Three, although Cupra won’t openly admit as much, I’m convinced the suspension settings are softer in the UK cars, especially in Cupra mode, the result being that they don’t feel as precise as their left-hand-drive cousins. I’ve driven two different UK examples now and they’re both the same.
Conclusion? Good hot hatchback though it remains in right-hand-drive form, the Cupra Leon TSI is not a great one, not like the Spanish model is in left-hand drive. Which is a pity, but there you go.
Elsewhere, and without wishing to sound like an old whinge-bag, the functionality of the car’s main touchscreen is already beginning to cheese me off, even though its range of operation is excellent. The system takes too long to fire up, with the satellite navigation often needing 30 seconds or more to work out where it is.
And for some other weird reason it fails to then recognise where some locations are at all, such as a place called Heathrow Airport, or Southend-on-Sea. Which is a little bit ridiculous, you’ll surely agree? It’s a shame because, in so many other respects, I still think this car is a cracking hot hatch. One that’s quick, refined, well packaged and well built. A car that – in isolation – is still pretty damn good fun to drive.

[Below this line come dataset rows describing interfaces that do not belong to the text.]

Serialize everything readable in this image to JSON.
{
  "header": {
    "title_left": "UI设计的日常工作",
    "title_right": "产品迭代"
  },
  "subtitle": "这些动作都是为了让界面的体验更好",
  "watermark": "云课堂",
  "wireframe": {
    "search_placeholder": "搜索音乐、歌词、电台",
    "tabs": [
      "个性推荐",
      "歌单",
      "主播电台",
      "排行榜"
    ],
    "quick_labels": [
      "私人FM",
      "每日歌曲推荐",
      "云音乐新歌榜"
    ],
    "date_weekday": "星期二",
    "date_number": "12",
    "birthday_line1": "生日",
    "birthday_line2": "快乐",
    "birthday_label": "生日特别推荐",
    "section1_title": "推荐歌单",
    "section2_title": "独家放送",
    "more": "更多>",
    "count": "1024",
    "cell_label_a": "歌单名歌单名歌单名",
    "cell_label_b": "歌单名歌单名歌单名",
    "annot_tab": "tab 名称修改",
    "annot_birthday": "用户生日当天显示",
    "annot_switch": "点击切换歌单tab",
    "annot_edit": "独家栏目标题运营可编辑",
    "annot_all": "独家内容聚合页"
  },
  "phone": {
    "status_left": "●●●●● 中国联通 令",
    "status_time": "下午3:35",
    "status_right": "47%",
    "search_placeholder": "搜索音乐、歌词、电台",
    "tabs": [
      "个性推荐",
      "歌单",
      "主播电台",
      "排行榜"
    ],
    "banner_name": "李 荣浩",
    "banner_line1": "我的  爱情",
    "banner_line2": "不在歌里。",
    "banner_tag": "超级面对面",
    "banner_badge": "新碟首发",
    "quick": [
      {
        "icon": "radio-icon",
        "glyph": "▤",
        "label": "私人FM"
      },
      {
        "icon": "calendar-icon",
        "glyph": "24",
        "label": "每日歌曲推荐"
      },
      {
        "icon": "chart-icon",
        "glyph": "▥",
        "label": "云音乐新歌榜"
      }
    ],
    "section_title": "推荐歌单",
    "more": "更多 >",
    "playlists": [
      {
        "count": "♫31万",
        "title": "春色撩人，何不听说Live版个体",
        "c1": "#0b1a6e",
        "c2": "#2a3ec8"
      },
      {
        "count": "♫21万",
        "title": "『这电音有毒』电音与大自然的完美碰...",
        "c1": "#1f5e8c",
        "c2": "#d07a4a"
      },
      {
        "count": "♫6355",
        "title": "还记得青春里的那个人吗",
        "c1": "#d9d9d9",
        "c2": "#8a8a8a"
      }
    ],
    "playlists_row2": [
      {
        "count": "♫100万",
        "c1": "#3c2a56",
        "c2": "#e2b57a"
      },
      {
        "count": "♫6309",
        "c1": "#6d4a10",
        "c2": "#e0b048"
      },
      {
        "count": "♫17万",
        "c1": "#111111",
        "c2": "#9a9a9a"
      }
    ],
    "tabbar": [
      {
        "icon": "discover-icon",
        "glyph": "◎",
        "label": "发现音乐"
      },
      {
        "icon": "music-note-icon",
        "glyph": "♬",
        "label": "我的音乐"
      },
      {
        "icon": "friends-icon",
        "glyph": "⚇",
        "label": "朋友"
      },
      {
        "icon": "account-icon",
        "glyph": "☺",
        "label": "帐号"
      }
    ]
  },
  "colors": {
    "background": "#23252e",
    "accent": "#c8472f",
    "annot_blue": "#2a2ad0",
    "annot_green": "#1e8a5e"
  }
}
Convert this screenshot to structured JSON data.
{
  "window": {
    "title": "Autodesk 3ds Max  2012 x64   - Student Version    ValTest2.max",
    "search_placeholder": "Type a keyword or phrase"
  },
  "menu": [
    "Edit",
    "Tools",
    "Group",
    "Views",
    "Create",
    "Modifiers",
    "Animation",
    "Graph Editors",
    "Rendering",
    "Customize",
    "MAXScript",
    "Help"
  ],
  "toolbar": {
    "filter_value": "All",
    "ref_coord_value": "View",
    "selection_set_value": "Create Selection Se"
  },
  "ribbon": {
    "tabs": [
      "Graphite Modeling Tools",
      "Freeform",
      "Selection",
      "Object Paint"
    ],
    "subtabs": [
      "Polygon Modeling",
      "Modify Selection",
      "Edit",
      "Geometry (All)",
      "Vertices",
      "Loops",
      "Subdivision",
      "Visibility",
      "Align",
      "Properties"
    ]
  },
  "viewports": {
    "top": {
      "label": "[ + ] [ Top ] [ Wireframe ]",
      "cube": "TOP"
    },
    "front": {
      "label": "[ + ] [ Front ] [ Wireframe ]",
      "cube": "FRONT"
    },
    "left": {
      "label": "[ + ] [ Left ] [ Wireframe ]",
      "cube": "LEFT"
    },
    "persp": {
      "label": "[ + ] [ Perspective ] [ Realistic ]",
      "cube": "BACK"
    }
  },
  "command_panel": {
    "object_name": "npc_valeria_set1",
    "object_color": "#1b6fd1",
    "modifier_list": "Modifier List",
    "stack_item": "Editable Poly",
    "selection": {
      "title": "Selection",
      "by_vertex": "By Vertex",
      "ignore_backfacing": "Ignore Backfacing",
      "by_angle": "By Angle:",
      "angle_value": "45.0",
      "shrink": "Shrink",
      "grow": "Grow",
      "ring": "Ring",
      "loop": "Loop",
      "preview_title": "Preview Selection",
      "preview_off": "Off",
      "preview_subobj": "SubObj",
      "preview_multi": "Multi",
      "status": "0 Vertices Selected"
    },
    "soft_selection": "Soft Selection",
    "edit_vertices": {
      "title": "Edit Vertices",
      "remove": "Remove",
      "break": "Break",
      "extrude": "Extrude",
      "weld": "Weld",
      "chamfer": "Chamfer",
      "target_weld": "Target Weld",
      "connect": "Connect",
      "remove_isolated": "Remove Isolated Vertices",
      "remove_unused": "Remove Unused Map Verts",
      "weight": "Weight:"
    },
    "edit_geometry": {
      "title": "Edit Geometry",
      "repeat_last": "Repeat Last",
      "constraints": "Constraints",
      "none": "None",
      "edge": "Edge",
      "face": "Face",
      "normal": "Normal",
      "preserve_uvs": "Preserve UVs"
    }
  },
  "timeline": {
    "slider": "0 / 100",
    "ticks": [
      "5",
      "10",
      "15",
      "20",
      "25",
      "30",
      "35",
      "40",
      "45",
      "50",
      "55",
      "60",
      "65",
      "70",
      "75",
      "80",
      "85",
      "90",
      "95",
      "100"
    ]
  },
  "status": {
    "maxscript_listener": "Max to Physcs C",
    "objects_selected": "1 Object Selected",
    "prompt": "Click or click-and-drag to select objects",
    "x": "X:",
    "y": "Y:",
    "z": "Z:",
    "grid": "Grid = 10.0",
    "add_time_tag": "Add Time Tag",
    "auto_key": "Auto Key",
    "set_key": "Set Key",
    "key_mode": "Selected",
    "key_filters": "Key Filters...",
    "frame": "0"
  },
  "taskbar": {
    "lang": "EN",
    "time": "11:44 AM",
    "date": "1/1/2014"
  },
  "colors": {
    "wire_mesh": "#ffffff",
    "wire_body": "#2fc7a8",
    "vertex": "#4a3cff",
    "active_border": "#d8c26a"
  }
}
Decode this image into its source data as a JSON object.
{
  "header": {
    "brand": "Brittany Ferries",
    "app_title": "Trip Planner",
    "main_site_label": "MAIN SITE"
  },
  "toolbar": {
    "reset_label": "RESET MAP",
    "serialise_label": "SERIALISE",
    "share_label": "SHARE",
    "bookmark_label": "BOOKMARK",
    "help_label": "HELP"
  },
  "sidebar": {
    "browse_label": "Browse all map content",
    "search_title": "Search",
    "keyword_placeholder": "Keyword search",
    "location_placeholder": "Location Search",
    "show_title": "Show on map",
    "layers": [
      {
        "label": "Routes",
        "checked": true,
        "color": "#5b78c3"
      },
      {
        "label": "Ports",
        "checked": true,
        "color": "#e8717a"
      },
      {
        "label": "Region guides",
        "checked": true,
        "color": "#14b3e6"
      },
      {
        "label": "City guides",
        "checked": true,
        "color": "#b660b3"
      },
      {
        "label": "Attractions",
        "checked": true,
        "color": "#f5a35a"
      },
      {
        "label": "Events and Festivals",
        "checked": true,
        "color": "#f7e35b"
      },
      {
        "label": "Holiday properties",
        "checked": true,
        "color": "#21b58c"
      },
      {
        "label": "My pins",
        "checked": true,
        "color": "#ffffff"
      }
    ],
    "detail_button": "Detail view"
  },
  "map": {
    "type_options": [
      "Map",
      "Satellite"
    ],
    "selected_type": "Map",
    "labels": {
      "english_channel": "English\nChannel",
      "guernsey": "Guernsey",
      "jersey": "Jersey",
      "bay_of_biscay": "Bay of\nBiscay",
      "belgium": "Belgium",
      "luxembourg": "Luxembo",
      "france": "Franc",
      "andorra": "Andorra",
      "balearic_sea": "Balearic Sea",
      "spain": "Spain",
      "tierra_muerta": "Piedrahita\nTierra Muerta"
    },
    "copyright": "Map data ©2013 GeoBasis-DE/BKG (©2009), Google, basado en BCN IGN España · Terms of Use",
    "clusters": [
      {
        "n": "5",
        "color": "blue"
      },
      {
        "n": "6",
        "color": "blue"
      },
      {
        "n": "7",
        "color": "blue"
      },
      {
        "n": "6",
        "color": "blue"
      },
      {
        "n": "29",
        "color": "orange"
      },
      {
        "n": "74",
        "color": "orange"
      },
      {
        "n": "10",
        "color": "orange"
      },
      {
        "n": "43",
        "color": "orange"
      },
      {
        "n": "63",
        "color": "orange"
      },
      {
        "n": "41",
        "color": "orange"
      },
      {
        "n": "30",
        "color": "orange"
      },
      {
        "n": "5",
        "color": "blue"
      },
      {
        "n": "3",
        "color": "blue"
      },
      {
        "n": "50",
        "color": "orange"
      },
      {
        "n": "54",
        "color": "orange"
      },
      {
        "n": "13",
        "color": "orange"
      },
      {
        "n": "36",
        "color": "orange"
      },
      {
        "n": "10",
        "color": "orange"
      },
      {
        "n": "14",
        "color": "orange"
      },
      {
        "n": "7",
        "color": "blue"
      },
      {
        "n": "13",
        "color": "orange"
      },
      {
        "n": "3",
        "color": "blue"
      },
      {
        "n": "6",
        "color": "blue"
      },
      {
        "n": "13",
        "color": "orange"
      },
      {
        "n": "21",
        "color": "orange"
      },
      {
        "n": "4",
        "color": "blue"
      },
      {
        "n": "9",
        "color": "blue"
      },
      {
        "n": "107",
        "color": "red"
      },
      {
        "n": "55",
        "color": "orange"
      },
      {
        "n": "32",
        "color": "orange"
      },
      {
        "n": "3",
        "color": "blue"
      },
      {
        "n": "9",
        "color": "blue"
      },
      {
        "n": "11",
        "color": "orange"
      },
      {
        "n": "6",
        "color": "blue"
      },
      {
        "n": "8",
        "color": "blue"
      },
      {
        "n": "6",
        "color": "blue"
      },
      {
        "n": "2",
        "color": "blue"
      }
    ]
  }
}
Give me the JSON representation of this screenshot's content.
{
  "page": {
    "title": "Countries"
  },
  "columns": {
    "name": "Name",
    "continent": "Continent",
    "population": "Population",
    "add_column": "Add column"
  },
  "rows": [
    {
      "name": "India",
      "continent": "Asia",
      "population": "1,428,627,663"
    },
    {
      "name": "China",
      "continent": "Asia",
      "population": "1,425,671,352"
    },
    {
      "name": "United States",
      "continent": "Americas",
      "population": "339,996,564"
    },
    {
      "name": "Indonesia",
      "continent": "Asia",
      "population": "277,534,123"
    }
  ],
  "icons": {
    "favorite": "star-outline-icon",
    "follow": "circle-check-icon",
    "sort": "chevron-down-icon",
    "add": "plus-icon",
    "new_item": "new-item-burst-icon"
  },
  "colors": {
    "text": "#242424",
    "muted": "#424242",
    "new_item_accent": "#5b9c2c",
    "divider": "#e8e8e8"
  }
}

Cupra’s first standalone hot hatch is a Mk8 Golf GTI Clubsport wearing a different badge and a fresh set of clothes, essentially, and there’s not a whole lot wrong with that.
But like the forbidden fruit, once you’ve tried something else – something a little bit spicier – it’s hard not to want the same again. Maybe our UK-spec Cupra will mature with age and become more like that original left-hand-drive version we were so impressed by. Or maybe not. We’ll find out over the next six months.
|On fleet since:||September 2021|
|Price new:||£36,760 (£38,090 with options)|
|Engine:||2.0-litre 4cyl turbo petrol|
|Options:||Safety & Driving pack (£790), metallic paint (£540)|
|Insurance*:||Group: 30 Quote: £797|
|Any problems?||Bumper damage (£821 repair at dealer)|
*Insurance quote from AA (0800 107 0680) for a 42-year-old in Banbury, Oxon, with three points.